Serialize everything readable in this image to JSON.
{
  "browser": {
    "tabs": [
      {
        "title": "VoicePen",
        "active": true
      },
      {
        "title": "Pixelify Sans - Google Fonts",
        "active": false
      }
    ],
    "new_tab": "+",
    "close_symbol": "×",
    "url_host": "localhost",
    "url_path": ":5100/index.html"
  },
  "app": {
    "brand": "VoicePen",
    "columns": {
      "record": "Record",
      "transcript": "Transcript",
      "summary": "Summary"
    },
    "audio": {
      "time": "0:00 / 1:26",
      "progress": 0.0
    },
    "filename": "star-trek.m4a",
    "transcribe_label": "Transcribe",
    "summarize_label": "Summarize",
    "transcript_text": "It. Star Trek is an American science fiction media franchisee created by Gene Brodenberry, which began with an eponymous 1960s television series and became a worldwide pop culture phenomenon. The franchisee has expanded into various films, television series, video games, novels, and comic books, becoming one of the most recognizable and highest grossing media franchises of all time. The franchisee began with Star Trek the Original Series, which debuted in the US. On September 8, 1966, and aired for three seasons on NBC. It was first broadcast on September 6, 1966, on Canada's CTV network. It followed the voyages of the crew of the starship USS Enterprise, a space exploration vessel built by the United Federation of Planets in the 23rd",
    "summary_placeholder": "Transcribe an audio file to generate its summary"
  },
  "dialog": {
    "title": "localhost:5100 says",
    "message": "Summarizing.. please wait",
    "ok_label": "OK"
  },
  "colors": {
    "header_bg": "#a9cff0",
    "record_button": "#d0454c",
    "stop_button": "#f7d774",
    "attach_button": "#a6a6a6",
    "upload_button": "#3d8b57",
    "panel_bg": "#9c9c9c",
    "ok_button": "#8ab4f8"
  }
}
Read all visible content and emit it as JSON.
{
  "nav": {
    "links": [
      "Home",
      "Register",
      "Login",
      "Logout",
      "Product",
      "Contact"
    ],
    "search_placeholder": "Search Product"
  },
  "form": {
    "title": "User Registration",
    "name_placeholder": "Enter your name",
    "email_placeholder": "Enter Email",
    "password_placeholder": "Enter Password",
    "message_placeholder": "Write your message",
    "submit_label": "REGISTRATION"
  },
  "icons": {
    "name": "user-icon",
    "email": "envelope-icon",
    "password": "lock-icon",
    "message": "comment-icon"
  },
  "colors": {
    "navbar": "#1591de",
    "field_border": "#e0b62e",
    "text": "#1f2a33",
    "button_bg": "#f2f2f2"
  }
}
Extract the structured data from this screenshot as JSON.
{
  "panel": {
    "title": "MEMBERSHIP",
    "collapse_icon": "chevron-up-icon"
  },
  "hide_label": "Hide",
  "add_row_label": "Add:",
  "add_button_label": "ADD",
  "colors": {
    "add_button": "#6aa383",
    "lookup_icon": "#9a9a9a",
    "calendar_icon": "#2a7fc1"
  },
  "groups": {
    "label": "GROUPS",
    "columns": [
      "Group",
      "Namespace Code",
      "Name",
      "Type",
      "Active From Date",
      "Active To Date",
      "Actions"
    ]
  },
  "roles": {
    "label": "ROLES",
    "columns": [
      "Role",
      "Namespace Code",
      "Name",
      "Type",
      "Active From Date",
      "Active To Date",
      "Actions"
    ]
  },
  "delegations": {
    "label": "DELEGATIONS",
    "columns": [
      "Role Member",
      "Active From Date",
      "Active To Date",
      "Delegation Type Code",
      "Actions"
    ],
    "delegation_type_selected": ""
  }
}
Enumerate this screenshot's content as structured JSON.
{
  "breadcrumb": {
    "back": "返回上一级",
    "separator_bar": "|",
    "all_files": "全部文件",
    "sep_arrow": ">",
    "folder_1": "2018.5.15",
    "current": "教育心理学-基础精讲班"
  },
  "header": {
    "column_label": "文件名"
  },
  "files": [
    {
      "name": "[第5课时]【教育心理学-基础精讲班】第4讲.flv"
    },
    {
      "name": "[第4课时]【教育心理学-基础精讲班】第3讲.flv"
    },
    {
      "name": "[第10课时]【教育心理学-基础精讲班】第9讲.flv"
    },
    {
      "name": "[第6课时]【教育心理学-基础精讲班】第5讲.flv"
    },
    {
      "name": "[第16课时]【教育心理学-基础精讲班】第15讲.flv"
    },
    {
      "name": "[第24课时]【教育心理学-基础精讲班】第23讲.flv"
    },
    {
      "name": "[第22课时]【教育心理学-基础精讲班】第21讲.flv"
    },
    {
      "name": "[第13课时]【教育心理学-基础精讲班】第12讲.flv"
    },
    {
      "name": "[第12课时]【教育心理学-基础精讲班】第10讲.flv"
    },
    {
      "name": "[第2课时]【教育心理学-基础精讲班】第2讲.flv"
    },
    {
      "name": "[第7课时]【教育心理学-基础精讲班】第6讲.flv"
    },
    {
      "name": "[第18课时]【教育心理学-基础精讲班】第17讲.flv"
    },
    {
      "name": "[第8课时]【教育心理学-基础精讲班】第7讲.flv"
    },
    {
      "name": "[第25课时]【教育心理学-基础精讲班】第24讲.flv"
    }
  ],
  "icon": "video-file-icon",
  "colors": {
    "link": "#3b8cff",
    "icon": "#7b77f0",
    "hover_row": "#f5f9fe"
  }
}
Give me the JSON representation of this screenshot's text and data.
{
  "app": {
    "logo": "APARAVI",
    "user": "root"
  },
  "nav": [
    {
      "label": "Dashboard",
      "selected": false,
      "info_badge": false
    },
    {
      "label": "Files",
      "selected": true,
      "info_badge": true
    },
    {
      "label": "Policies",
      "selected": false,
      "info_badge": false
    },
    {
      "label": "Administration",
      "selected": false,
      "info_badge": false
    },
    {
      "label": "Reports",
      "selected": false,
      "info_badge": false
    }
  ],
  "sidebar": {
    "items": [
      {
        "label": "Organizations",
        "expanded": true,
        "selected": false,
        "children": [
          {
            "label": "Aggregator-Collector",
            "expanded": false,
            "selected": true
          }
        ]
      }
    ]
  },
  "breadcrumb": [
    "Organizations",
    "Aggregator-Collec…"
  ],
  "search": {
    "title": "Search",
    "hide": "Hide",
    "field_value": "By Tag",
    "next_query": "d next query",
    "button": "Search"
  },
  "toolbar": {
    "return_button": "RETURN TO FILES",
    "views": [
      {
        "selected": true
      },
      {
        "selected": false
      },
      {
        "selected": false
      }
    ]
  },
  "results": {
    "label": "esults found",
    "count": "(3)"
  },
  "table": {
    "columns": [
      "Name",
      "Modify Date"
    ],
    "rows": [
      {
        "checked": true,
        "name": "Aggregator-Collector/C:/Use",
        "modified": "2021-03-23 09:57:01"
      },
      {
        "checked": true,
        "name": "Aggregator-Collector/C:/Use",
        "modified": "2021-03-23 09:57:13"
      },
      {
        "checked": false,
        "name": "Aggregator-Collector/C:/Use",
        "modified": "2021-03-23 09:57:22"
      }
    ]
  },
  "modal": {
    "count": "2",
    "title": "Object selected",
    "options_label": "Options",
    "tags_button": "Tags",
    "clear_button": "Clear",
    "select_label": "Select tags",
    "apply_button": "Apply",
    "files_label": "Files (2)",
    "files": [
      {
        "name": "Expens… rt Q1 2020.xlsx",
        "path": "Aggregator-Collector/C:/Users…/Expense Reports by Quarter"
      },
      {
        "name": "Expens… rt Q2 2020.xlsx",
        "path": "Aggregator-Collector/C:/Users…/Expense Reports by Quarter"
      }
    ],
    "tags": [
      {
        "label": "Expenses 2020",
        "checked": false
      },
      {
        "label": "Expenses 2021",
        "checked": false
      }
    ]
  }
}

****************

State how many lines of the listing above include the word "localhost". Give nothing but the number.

Answer space: 2